→ **EXERCISE**:
Look through the listing for the string "JSON" and copy out every line that holds it.

→ **GIVEN ENTRIES**:
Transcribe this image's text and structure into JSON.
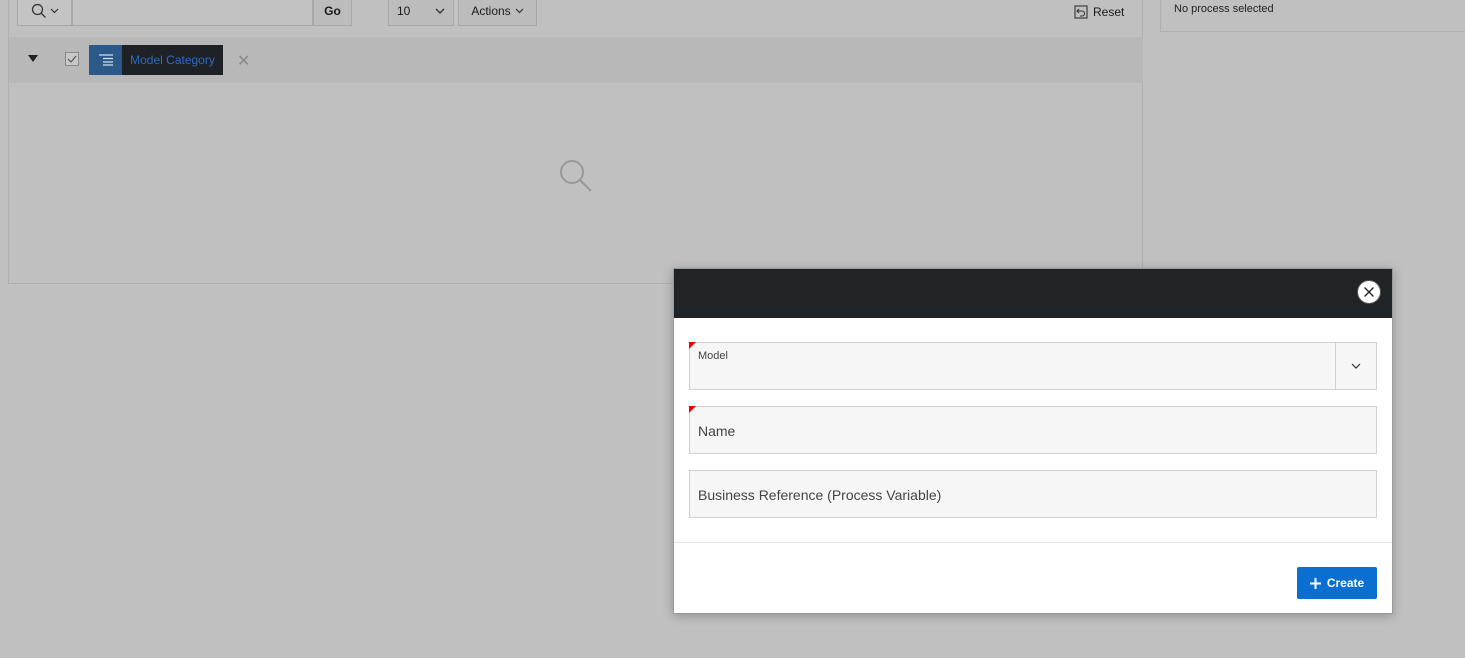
{
  "toolbar": {
    "go_label": "Go",
    "rows_value": "10",
    "actions_label": "Actions",
    "reset_label": "Reset"
  },
  "filter": {
    "chip_label": "Model Category"
  },
  "right_panel": {
    "status_text": "No process selected"
  },
  "dialog": {
    "fields": {
      "model_label": "Model",
      "name_label": "Name",
      "business_reference_label": "Business Reference (Process Variable)"
    },
    "create_label": "Create"
  },
  "colors": {
    "dialog_header": "#212427",
    "create_button": "#0b6fd1",
    "required_marker": "#e00000",
    "filter_chip_icon_bg": "#2b5a8a"
  }
}
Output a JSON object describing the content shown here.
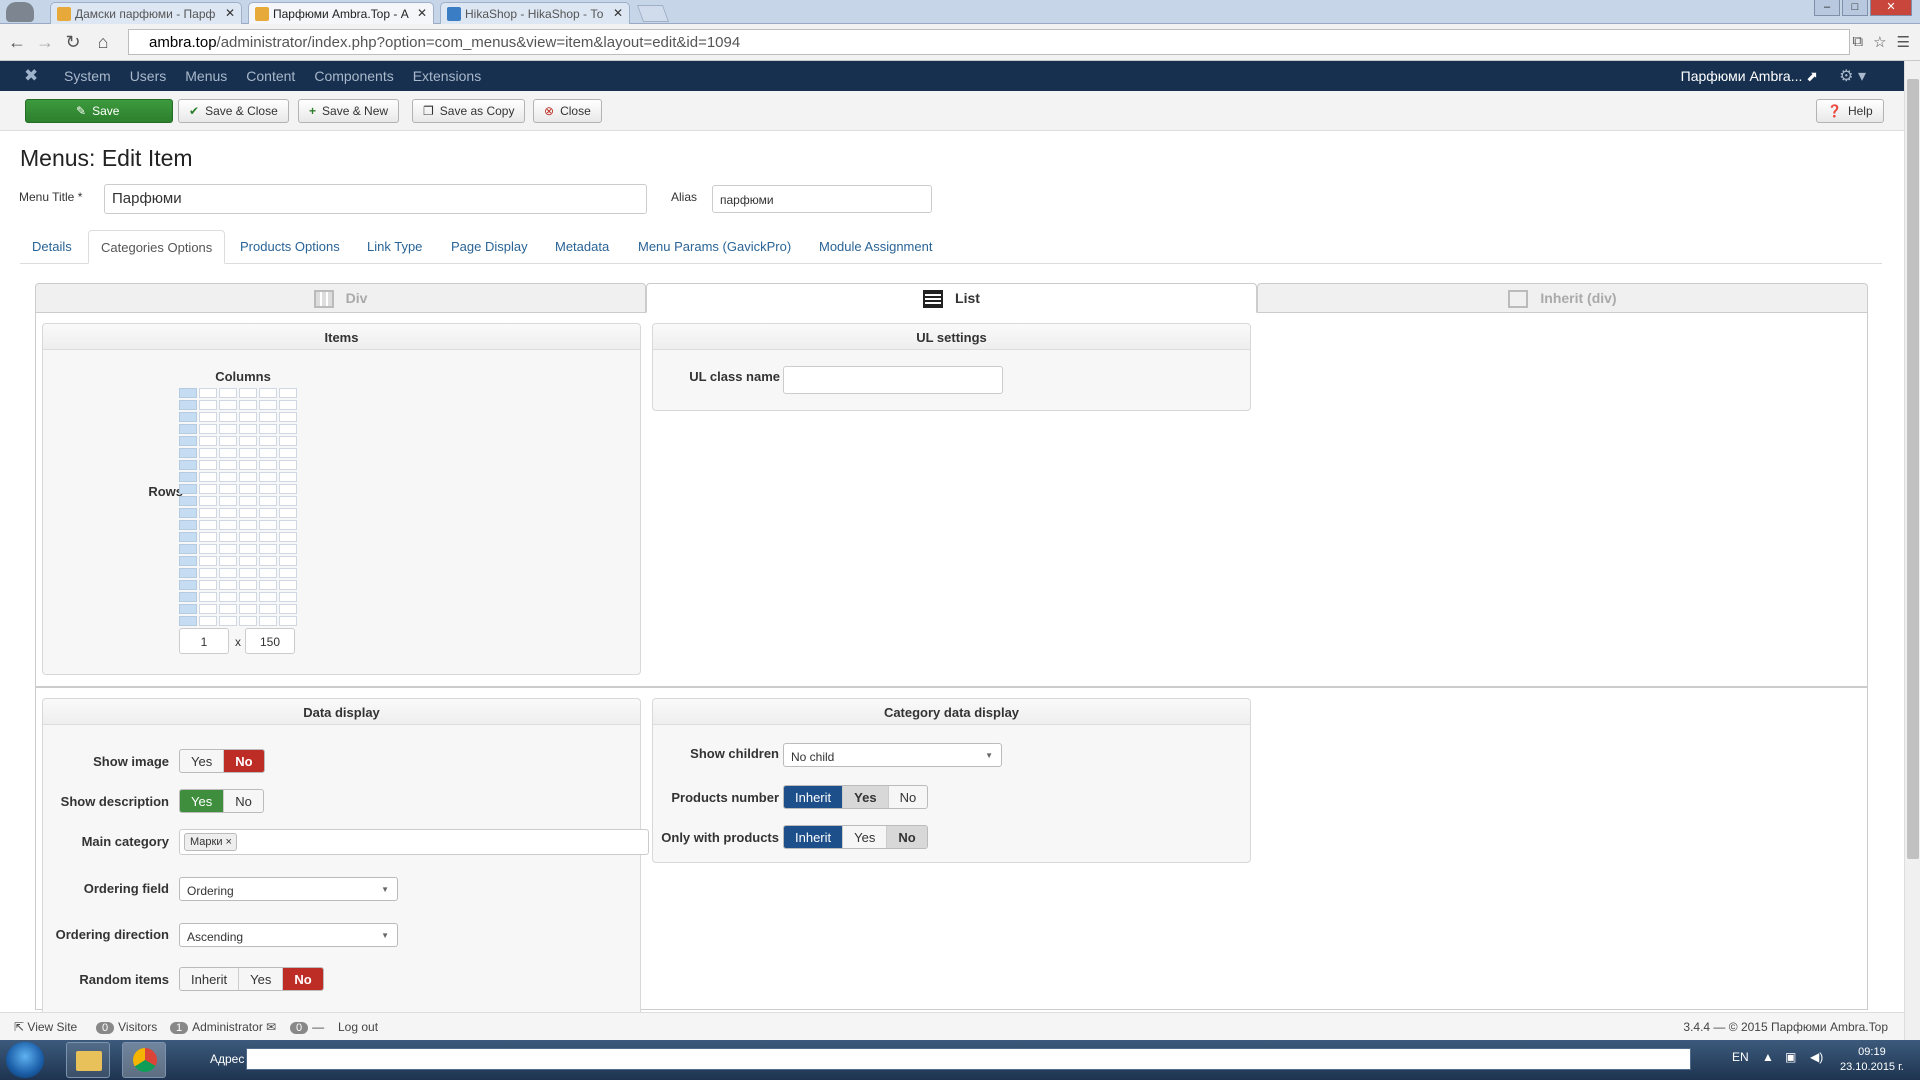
{
  "browser": {
    "tabs": [
      {
        "label": "Дамски парфюми - Парф",
        "active": false
      },
      {
        "label": "Парфюми Ambra.Top - А",
        "active": true
      },
      {
        "label": "HikaShop - HikaShop - То",
        "active": false
      }
    ],
    "url_host": "ambra.top",
    "url_path": "/administrator/index.php?option=com_menus&view=item&layout=edit&id=1094"
  },
  "nav": {
    "items": [
      "System",
      "Users",
      "Menus",
      "Content",
      "Components",
      "Extensions"
    ],
    "site_name": "Парфюми Ambra...",
    "external_glyph": "⬈"
  },
  "toolbar": {
    "save": "Save",
    "save_close": "Save & Close",
    "save_new": "Save & New",
    "save_copy": "Save as Copy",
    "close": "Close",
    "help": "Help"
  },
  "page": {
    "title": "Menus: Edit Item",
    "menu_title_label": "Menu Title *",
    "menu_title_value": "Парфюми",
    "alias_label": "Alias",
    "alias_value": "парфюми"
  },
  "tabs": [
    "Details",
    "Categories Options",
    "Products Options",
    "Link Type",
    "Page Display",
    "Metadata",
    "Menu Params (GavickPro)",
    "Module Assignment"
  ],
  "layout_tabs": [
    {
      "label": "Div",
      "active": false
    },
    {
      "label": "List",
      "active": true
    },
    {
      "label": "Inherit (div)",
      "active": false
    }
  ],
  "items_panel": {
    "title": "Items",
    "columns_label": "Columns",
    "rows_label": "Rows",
    "columns_value": "1",
    "x_label": "x",
    "rows_value": "150"
  },
  "ul_panel": {
    "title": "UL settings",
    "class_label": "UL class name",
    "class_value": ""
  },
  "data_display": {
    "title": "Data display",
    "show_image_label": "Show image",
    "show_image": {
      "yes": "Yes",
      "no": "No",
      "selected": "No"
    },
    "show_description_label": "Show description",
    "show_description": {
      "yes": "Yes",
      "no": "No",
      "selected": "Yes"
    },
    "main_category_label": "Main category",
    "main_category_tag": "Марки",
    "remove_glyph": "×",
    "ordering_field_label": "Ordering field",
    "ordering_field_value": "Ordering",
    "ordering_direction_label": "Ordering direction",
    "ordering_direction_value": "Ascending",
    "random_items_label": "Random items",
    "random_items": {
      "inherit": "Inherit",
      "yes": "Yes",
      "no": "No",
      "selected": "No"
    }
  },
  "category_display": {
    "title": "Category data display",
    "show_children_label": "Show children",
    "show_children_value": "No child",
    "products_number_label": "Products number",
    "products_number": {
      "inherit": "Inherit",
      "yes": "Yes",
      "no": "No",
      "selected": "Inherit"
    },
    "only_with_products_label": "Only with products",
    "only_with_products": {
      "inherit": "Inherit",
      "yes": "Yes",
      "no": "No",
      "selected": "Inherit"
    }
  },
  "status": {
    "view_site": "View Site",
    "visitors_count": "0",
    "visitors": "Visitors",
    "admin_count": "1",
    "administrator": "Administrator",
    "messages_count": "0",
    "logout": "Log out",
    "version": "3.4.4 — © 2015 Парфюми Ambra.Top"
  },
  "taskbar": {
    "address_label": "Адрес",
    "lang": "EN",
    "time": "09:19",
    "date": "23.10.2015 г."
  },
  "colors": {
    "nav_bg": "#17304f",
    "save_green": "#2d7f2d",
    "link_blue": "#2a6496",
    "no_red": "#bd2d26",
    "inherit_blue": "#1d4f8a"
  }
}
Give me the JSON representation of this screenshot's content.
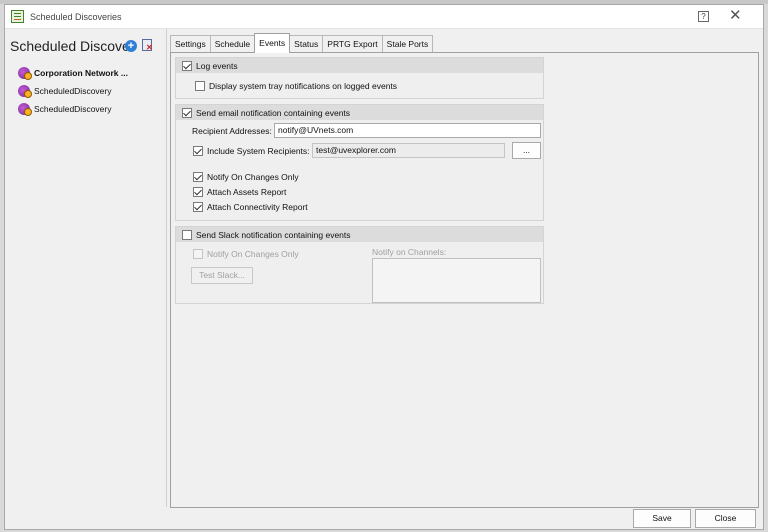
{
  "window": {
    "title": "Scheduled Discoveries",
    "help_glyph": "?",
    "close_glyph": "✕"
  },
  "sidebar": {
    "title": "Scheduled Discoveries",
    "items": [
      {
        "label": "Corporation Network ...",
        "bold": true
      },
      {
        "label": "ScheduledDiscovery",
        "bold": false
      },
      {
        "label": "ScheduledDiscovery",
        "bold": false
      }
    ]
  },
  "tabs": [
    {
      "label": "Settings",
      "active": false
    },
    {
      "label": "Schedule",
      "active": false
    },
    {
      "label": "Events",
      "active": true
    },
    {
      "label": "Status",
      "active": false
    },
    {
      "label": "PRTG Export",
      "active": false
    },
    {
      "label": "Stale Ports",
      "active": false
    }
  ],
  "events": {
    "log_group": {
      "header": "Log events",
      "header_checked": true,
      "tray_label": "Display system tray notifications on logged events",
      "tray_checked": false
    },
    "email_group": {
      "header": "Send email notification containing events",
      "header_checked": true,
      "recipient_label": "Recipient Addresses:",
      "recipient_value": "notify@UVnets.com",
      "include_label": "Include System Recipients:",
      "include_checked": true,
      "system_recipient_value": "test@uvexplorer.com",
      "browse_label": "...",
      "notify_changes_label": "Notify On Changes Only",
      "notify_changes_checked": true,
      "assets_label": "Attach Assets Report",
      "assets_checked": true,
      "connectivity_label": "Attach Connectivity Report",
      "connectivity_checked": true
    },
    "slack_group": {
      "header": "Send Slack notification containing events",
      "header_checked": false,
      "notify_changes_label": "Notify On Changes Only",
      "test_label": "Test Slack...",
      "channels_label": "Notify on Channels:"
    }
  },
  "footer": {
    "save_label": "Save",
    "close_label": "Close"
  }
}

→ **TASK SOLUTION**:
Transcribe this image's text and structure into JSON.
Output a JSON object describing the content shown here.
Give me the JSON representation of this screenshot's content.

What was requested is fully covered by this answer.